Procter & Gamble Co. is exploring a sale or initial public offering of some of its beauty brands in a single deal, people with knowledge of the matter said, in a move that would accelerate its plans to exit up to 100 product lines.
P&G is working with its advisers on the plan, the people said, though it hasn't finalized the details, including which products will be separated. The company may still decide not to follow through with the separation, the people said.
The company's beauty unit includes an array of brands such as Covergirl makeup, SKII skin cream and Herbal Essence shampoo, along with fragrances. It generated $19.5-billion in sales in the year through June, or about 23 per cent of total sales of $83-billion, according to P&G's annual report. The sales have flagged in recent years, with 2014's total for the segment about the same as it was in 2010.
P&G has been reviewing each of its brands, as the company looks to exit those where it doesn't command a market-leading position. Among those likely to be sold are some fragrances, make-up and hair salon products. P&G is working on turning around its two largest beauty brands, Pantene shampoo and Olay skin care.
P&G is also exploring the sale of its Wella hair-care business, which could be valued at more than $5-billion, people with knowledge of the matter have said.
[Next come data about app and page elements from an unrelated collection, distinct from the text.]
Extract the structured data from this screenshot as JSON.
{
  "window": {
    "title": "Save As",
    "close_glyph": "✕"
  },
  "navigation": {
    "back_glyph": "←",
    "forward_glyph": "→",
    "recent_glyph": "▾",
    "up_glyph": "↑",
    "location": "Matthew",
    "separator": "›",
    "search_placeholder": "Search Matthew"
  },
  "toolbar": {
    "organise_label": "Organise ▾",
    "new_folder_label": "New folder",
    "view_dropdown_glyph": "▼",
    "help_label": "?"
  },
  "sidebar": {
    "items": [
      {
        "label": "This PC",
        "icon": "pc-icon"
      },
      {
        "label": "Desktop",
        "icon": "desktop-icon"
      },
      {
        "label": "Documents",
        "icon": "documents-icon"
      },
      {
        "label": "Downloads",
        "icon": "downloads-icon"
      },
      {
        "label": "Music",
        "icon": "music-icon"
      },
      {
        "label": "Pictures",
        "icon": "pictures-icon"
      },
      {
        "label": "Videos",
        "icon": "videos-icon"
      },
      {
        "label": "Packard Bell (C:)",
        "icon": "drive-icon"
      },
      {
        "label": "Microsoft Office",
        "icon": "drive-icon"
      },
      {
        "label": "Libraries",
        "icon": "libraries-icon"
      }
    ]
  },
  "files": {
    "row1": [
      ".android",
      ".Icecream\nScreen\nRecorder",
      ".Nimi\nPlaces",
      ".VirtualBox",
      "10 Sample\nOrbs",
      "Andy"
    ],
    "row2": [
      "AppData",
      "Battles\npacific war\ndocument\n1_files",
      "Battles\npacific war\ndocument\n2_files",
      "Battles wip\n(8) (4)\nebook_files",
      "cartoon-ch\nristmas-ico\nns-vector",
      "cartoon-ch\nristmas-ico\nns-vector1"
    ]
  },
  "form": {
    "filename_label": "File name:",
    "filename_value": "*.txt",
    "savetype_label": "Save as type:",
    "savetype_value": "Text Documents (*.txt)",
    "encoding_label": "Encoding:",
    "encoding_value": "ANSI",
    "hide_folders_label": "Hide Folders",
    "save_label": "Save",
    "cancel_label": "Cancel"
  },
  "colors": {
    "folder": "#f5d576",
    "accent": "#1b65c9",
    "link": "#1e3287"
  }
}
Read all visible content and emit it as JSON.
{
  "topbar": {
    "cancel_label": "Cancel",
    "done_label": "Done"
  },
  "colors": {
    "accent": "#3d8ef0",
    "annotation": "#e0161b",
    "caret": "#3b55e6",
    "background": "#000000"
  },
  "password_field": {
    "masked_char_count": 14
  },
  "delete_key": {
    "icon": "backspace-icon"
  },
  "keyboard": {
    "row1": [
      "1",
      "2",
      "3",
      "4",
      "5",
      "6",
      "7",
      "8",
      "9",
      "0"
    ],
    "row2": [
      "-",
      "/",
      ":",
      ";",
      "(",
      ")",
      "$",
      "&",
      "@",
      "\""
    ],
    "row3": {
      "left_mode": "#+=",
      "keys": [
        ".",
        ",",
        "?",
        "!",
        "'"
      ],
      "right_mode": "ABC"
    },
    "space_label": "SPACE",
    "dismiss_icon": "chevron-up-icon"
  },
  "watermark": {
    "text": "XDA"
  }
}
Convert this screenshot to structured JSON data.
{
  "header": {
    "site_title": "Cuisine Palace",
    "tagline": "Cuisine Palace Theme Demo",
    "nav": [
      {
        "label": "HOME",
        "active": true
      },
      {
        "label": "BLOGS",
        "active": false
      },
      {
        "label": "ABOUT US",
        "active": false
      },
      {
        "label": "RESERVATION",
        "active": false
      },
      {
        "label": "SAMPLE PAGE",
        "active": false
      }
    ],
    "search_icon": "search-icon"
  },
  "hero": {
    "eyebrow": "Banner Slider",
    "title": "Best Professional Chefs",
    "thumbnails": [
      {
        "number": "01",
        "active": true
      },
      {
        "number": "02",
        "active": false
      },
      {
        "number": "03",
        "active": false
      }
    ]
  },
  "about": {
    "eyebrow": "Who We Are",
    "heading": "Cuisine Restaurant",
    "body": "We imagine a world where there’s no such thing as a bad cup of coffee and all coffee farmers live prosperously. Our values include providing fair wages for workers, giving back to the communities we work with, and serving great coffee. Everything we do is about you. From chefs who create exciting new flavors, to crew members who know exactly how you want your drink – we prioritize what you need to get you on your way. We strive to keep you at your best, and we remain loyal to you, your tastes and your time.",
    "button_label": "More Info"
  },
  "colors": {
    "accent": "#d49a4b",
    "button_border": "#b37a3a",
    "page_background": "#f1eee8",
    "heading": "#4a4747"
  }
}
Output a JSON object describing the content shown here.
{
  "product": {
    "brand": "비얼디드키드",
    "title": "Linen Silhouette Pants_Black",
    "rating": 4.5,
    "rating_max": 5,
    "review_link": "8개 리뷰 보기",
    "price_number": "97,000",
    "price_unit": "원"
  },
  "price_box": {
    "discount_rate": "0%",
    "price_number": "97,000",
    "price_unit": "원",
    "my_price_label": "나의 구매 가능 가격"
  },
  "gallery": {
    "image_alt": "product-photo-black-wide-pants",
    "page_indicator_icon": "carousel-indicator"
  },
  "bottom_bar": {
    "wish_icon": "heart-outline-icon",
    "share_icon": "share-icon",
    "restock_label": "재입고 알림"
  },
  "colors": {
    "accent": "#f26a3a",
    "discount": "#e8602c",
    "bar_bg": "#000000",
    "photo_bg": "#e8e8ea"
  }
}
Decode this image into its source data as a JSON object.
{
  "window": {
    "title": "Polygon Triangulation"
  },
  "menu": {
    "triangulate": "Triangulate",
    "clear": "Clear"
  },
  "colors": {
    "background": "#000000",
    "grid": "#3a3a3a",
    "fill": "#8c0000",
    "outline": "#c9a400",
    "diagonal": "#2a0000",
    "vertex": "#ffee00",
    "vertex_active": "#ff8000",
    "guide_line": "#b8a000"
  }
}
Last year, it agreed to sell Duracell, its battery-making business, to investor Warren Buffett.
Paul Fox, a spokesman for P&G, declined to comment.
After its shares tumbled nearly 10 per cent this year, the company has a market value of $222.4-billion.
Companies announced a record number of spinoffs in the 12 months through February, according to data compiled by Bloomberg, usually with the rationale that units will fetch a higher market value once they're separated from a larger business. The plans – from Pfizer Inc.'s decision to separate its animal-heath business to Symantec Corp.'s plan to split into two publicly traded companies – have been cheered by investors.
Chief Executive Officer A.G. Lafley rejoined P&G in May 2013, almost four years after stepping down, to help it regain customers in key categories such as detergents and beauty. Known for big moves, such as his $57-billion acquisition of Gillette Co. in 2005, Lafley replaced Bob McDonald, whose strategy was deemed some by investors and analysts as too timid.
In January, P&G said second-quarter profit fell 31 per cent as the stronger dollar ate away at sales and earnings from its international units.
Lafley has tried to combat a currency-driven sales slowdown in emerging markets by adding more premium-priced products to P&G's domestic offerings. The strategy wasn't enough to keep revenue growing in the second quarter, as foreign-exchange rate pressure that Lafley called "unprecedented" reduced sales by 5 percentage points.
While the company continues to transform itself to focus more closely on the household and personal-care businesses, "the considerable business portfolio, product innovation and productivity progress was not enough to overcome foreign exchange," Lafley said in a statement at the time.